BEGIN
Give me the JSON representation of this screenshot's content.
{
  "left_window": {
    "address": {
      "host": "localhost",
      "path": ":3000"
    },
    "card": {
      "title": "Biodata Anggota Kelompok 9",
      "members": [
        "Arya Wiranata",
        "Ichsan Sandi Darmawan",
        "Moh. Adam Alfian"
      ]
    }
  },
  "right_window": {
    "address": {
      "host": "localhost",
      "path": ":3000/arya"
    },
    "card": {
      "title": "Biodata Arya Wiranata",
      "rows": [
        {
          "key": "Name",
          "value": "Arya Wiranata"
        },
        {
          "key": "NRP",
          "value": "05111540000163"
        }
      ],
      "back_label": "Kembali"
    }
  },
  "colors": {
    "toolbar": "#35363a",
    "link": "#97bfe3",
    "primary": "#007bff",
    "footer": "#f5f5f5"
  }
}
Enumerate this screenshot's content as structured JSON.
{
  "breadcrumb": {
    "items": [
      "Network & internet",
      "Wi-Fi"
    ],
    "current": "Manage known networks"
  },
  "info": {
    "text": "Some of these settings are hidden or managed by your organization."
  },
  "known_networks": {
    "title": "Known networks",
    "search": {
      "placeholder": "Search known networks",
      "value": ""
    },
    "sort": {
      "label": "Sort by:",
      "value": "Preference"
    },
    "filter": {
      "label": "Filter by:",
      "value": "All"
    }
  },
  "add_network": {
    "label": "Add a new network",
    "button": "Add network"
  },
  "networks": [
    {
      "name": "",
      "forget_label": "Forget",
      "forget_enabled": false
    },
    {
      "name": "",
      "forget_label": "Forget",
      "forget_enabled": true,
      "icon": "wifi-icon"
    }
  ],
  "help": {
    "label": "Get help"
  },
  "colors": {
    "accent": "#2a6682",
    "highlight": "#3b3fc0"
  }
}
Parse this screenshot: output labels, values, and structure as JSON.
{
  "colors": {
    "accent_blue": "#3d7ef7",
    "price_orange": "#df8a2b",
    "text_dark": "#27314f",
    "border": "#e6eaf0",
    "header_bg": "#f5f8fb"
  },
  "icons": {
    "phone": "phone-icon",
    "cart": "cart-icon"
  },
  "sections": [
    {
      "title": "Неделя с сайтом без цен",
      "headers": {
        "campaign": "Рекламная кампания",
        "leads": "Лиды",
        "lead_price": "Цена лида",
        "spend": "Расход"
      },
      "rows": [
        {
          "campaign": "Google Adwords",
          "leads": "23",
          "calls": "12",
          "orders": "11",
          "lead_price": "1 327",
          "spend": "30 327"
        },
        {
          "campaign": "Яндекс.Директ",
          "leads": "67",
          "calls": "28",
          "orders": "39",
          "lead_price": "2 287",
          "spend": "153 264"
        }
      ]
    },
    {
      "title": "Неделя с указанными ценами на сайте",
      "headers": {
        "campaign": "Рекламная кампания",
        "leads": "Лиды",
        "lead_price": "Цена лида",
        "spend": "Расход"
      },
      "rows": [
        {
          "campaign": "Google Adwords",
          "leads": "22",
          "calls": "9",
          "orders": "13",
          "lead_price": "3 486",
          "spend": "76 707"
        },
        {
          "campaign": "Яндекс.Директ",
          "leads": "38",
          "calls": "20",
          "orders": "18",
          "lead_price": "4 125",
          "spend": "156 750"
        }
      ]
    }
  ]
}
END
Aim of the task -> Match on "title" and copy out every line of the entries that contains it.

Exercise output ->
      "title": "Biodata Anggota Kelompok 9",
      "title": "Biodata Arya Wiranata",
    "title": "Known networks",
      "title": "Неделя с сайтом без цен",
      "title": "Неделя с указанными ценами на сайте",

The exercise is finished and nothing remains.